3 Reasons Why Community Land Rights Are Not Legally Secure in Many Countries

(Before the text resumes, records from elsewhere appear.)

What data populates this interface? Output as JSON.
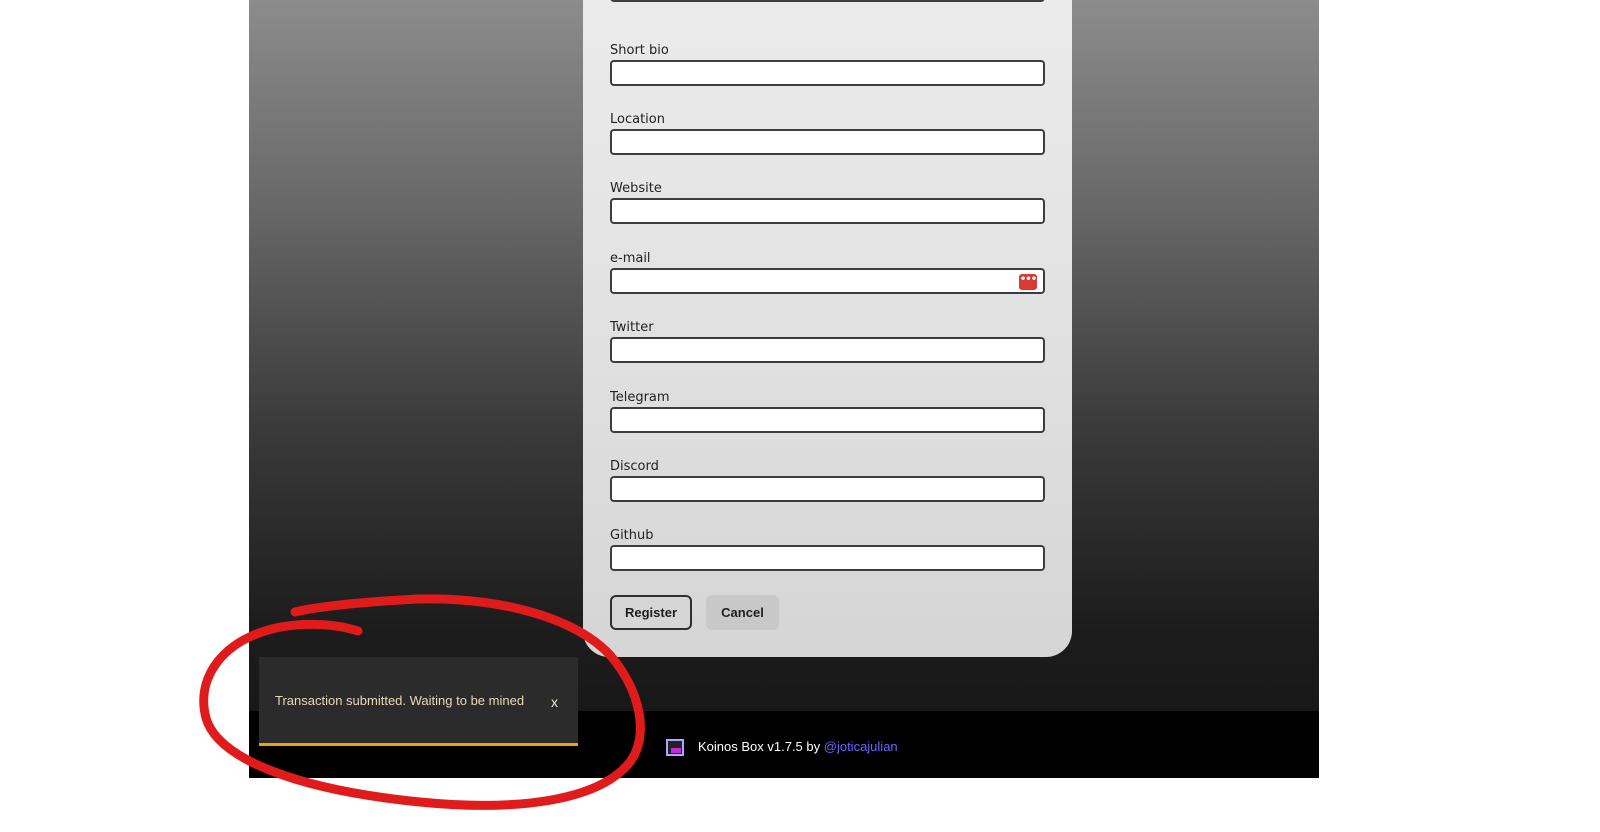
{
  "form": {
    "fields": [
      {
        "label": "Short bio",
        "value": ""
      },
      {
        "label": "Location",
        "value": ""
      },
      {
        "label": "Website",
        "value": ""
      },
      {
        "label": "e-mail",
        "value": ""
      },
      {
        "label": "Twitter",
        "value": ""
      },
      {
        "label": "Telegram",
        "value": ""
      },
      {
        "label": "Discord",
        "value": ""
      },
      {
        "label": "Github",
        "value": ""
      }
    ],
    "register_label": "Register",
    "cancel_label": "Cancel",
    "password_manager_icon": "password-manager-icon",
    "password_manager_glyph": "•••"
  },
  "footer": {
    "app_text": "Koinos Box v1.7.5 by ",
    "author_link": "@joticajulian",
    "link_color": "#6c63ff"
  },
  "toast": {
    "message": "Transaction submitted. Waiting to be mined",
    "close_label": "x",
    "accent_color": "#e8a21d"
  },
  "annotation": {
    "color": "#e01b1b"
  }
}
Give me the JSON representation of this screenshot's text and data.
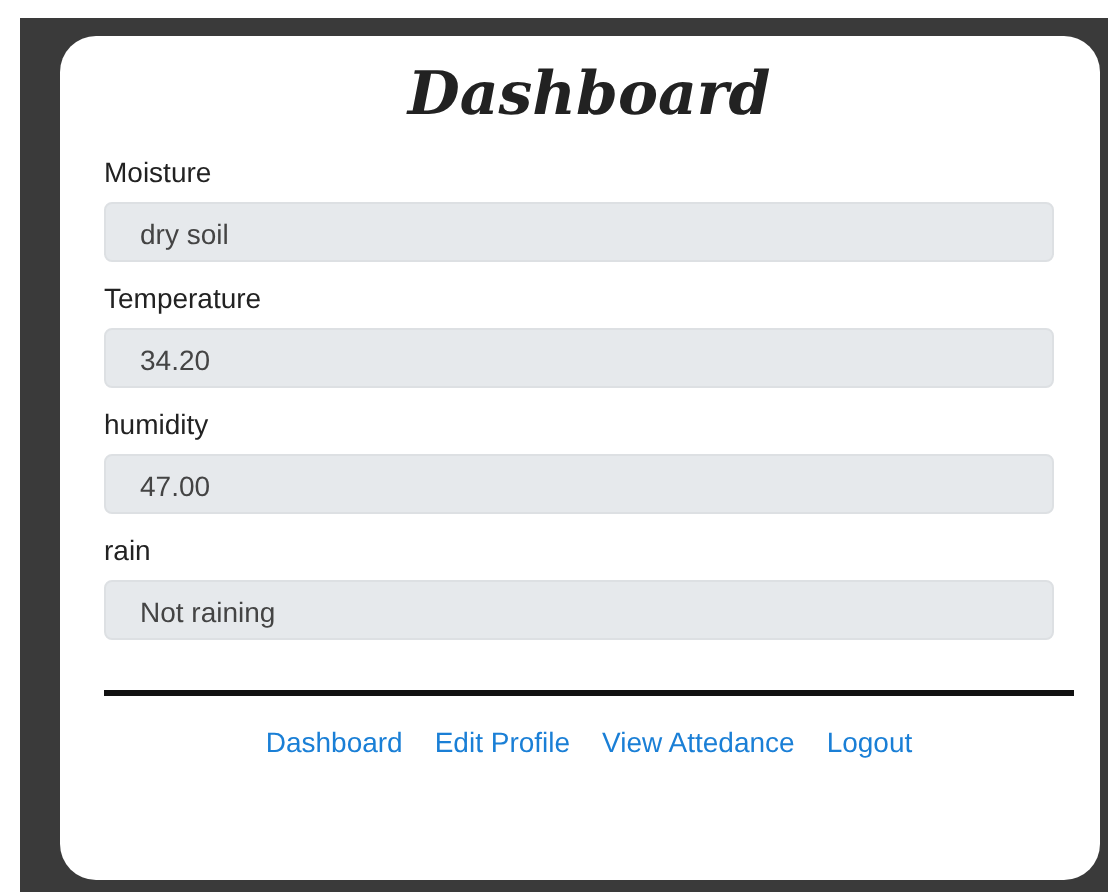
{
  "title": "Dashboard",
  "fields": [
    {
      "label": "Moisture",
      "value": "dry soil"
    },
    {
      "label": "Temperature",
      "value": "34.20"
    },
    {
      "label": "humidity",
      "value": "47.00"
    },
    {
      "label": "rain",
      "value": "Not raining"
    }
  ],
  "nav_links": [
    "Dashboard",
    "Edit Profile",
    "View Attedance",
    "Logout"
  ]
}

first_img2. Laws often only recognize communities as occupants of government-owned land.In 25 of the 36 countries assessed, Indigenous Peoples and local communities are not granted ownership rights to their lands. Instead, many of these countries only recognize communities as possessors, occupiers and users of government-owned land, and laws in some countries do not mention community land rights at all. Without recognized ownership rights, community lands in these countries may be particularly vulnerable to expropriation without compensation, land use restrictions, and other infringements by governments, companies and other outsiders. For example, many indigenous communities in the United States, Canada and Australia are only granted the right to occupy, use and control areas they occupy. The governments of these countries ultimately own these reserves and retain underlying authority over them.3. Communities often must register to receive legal protection.Of the 36 countries assessed, only the Philippines, Zambia, Tanzania, Uganda and South Sudan have laws that recognize communities as property owners regardless of whether they’ve registered or obtained formal titles to their lands. In other countries, where registration is required to receive legal protection, communities must follow processes that are often unclear, difficult to access, time-consuming and expensive. While registration processes are underway but incomplete, communities remain vulnerable to dispossession, displacement and other risks associated with insecure land rights.Moving Toward Secure Land TenureLast month saw the launch of the Global Call to Action on Indigenous and Community Lands (GCA). The campaign aims to double the amount of land legally recognized as owned and controlled by Indigenous Peoples and communities by 2020, and eventually, secure lands for all communities and Indigenous Peoples. LandMark can help support the GCA campaign by monitoring progress towards the target and encouraging governments to enact laws that strengthen the tenure security of community lands.Strong legal rights are a necessary first step. But the law itself is insufficient to ensure land tenure security. Governments must not only enact, but also enforce laws that protect the land rights of Indigenous Peoples and local communities. By doing so, governments can help improve livelihoods, combat climate change and promote a sustainable future for our planet. Strong legal rights to land are crucial for Indigenous Peoples and local communities. When communities have weak or insecure land rights, such areas are particularly vulnerable to expropriation, land grabbing and infringements by outsiders. And since communities rely on land and natural resources for their livelihoods, food supply, cultural and spiritual traditions, and more, threats to their lands are really threats to life as they know it.The problem is that community land rights are insecure in many regions around the world. LandMark, a mapping platform, provides information on communities’ legal rights to land and natural resources in 36 countries. Analyzing the data reveals many reasons why community land rights are insecure, three of which are particularly noteworthy:1. Laws often do not recognize communities as landowners.Only 11 of the 36 countries assessed (Bolivia, Brazil, Burkina Faso, China, Colombia, Kenya, Peru, the Philippines, Tanzania, Uganda and South Sudan) have laws that recognize communities as the property owners of their lands. Community land in these countries is not treated as vacant or government-owned, as it is in many other countries. Rather, communities are given the same level of legal protection as other types of property owners, such as freeholders or leaseholders.The remaining countries have laws that provide limited or no legal rights to community and indigenous lands. For example, India and Cambodia have national-level laws that grant communities ownership rights to forest lands and cultivated land respectively, but not to other types of lands commonly held by communities, such as rangelands, wetlands and other uncultivated areas.last_img read more